Page and application data records:
Content starts

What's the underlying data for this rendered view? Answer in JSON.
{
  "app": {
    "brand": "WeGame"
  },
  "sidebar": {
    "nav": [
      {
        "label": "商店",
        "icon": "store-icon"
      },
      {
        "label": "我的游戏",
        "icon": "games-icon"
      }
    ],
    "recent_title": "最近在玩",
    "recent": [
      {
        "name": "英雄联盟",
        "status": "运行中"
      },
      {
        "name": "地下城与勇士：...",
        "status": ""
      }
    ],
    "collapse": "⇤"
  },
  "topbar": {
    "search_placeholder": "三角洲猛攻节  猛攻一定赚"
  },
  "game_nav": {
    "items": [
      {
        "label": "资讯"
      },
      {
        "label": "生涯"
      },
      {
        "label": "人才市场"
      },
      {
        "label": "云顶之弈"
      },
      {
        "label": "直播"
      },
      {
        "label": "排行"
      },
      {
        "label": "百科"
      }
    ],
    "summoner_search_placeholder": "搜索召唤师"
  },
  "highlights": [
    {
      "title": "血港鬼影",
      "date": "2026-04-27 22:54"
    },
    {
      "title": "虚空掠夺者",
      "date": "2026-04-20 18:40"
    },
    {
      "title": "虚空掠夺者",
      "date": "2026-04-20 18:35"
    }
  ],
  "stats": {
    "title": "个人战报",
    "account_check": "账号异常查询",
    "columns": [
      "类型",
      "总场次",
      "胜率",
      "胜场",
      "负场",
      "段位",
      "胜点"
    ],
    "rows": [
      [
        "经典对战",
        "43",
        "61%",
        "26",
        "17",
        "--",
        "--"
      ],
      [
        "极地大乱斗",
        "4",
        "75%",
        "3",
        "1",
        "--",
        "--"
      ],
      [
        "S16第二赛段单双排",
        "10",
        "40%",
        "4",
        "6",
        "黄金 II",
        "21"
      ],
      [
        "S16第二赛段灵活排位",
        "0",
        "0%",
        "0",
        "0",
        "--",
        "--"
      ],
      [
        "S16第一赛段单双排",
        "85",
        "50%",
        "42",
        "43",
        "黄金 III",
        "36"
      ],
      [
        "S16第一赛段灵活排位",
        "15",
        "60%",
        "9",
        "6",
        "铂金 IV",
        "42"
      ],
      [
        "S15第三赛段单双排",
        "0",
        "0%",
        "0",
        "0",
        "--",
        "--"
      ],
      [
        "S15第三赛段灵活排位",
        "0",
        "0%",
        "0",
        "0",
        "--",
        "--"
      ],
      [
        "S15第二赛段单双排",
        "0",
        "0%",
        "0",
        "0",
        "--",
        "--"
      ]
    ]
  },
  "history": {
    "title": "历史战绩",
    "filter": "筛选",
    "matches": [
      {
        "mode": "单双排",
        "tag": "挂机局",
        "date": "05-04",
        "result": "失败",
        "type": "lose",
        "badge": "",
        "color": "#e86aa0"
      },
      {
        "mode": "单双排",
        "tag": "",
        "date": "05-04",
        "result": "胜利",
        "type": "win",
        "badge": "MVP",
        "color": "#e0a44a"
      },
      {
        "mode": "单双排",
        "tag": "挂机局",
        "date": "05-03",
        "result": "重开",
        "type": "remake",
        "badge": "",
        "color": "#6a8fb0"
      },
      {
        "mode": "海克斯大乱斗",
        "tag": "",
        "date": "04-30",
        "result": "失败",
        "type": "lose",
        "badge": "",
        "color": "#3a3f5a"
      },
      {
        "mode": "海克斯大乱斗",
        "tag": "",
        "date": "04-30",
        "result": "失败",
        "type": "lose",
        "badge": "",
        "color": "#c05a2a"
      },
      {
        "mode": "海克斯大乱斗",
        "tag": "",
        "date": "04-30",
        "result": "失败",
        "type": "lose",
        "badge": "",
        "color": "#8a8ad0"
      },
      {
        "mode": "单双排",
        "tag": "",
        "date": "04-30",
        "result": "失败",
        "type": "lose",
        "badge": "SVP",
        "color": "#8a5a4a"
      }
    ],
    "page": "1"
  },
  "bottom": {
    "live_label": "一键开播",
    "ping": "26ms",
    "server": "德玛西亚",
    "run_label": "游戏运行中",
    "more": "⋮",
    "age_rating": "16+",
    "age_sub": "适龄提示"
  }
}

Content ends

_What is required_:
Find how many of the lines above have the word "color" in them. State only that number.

_Expected output_:
7